[PUBMED]  [Full text]  
8.
Patrikar V. Swasthavritta Vidyana, part I. Chapter 4, Rutucharya. In: Patrikar V, editor. 4th ed. Nagpur, India: Godawari Publishers and Book Promoters; 2010. p. 62. Reprint edition.  Back to cited text no. 8
    
9.
Vagbhat, Sushruta. Astangasangraha sutra sthana: chapter 20, verse 1. In: Murthy KRS, editor. Vrudhhavagbhaat Doshbhediya Adhyaya. Varanasi, India: Chaukhamba Orientalia; 2009. p. 367. Reprint edition.  Back to cited text no. 9
    
10.
Sushruta . Susrutasamhita nimbandha sangraha: chapter 14, verse 7. In: Dalhan , Sharam PV, editors. Shonitvarniya Adhyaya. 9th ed. Varanasi, India: Chaukhamba Orientalia; 2007. p. 59. Reprint edition.  Back to cited text no. 10
    
11.
Rajni D, Anil K, Manpreet K. Knowledge and practices related to menstruation among tribal (Gujjar) adolescent girls. Studies on Ethno-Medicine 2009;3:43-8.  Back to cited text no. 11
    
12.
Vagbhat Ayushkamiya sutra sthana: chapter 1, verse 12. In: Arundatta , Moreshwar K, editors. Astangahridya Sarvanga Sundara. Varanasi, India: Chaukhamba Oraiantiali; 2005. p. 10. Reprint edition.  Back to cited text no. 12
    
13.
Sule ST, Umar HS, Madugu NH. Premenstrual symptoms and dysmenorrhoea among Muslim women in Zaria, Nigeria. Ann Afr Med 2007;6:68-72.  Back to cited text no. 13
[PUBMED]  [Full text]  


    Figures

  [Figure 1], [Figure 2], [Figure 3], [Figure 4], [Figure 5], [Figure 6], [Figure 7], [Figure 8], [Figure 9], [Figure 10], [Figure 11], [Figure 12]
 
 
    Tables

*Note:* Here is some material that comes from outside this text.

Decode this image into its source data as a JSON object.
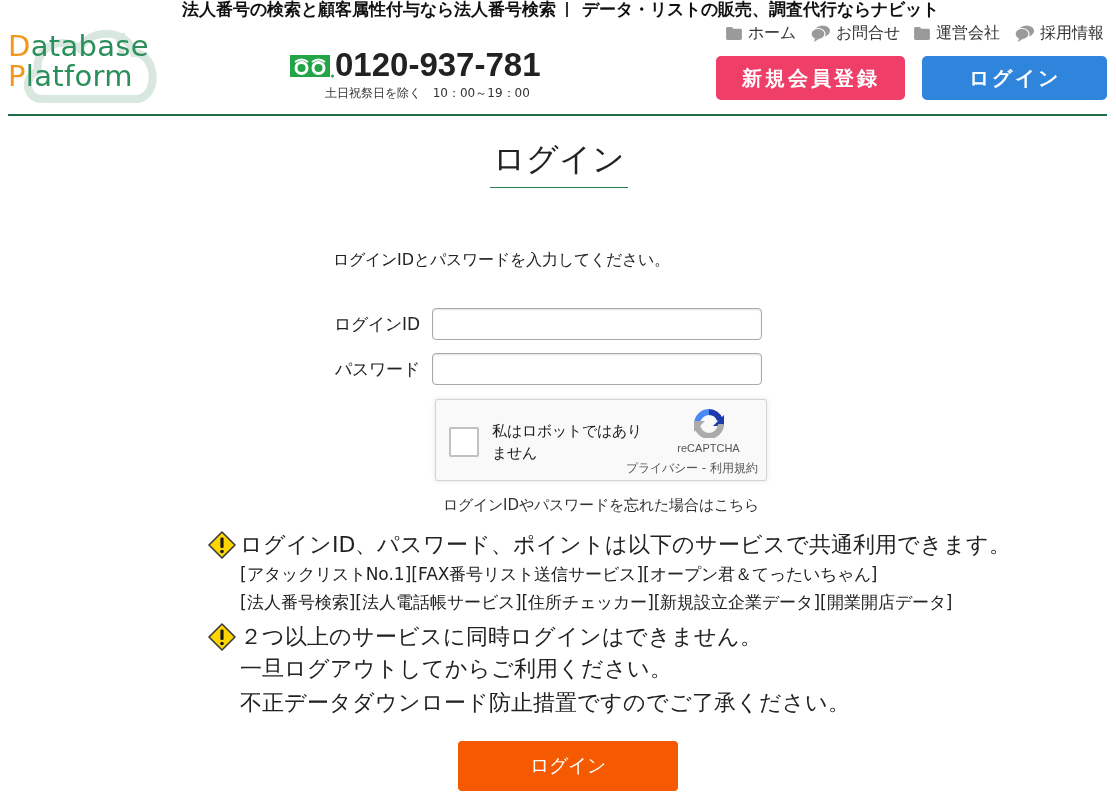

  [Table 1]



 

Top
 
  Search
 
    Similar in PUBMED
   Search Pubmed for
   Search in Google Scholar for
 Related articles
    Access Statistics
    Email Alert *
    Add to My List *
* Registration required (free)  

 
  In this article
Abstract
Introduction
Materials and Me...
Observation and ...
Discussion
Conclusion
References
Article Figures
Article Tables

 Article Access Statistics
    Viewed194    
    Printed14    
    Emailed0    
    PDF Downloaded34    
    Comments [Add]    

Recommend this journal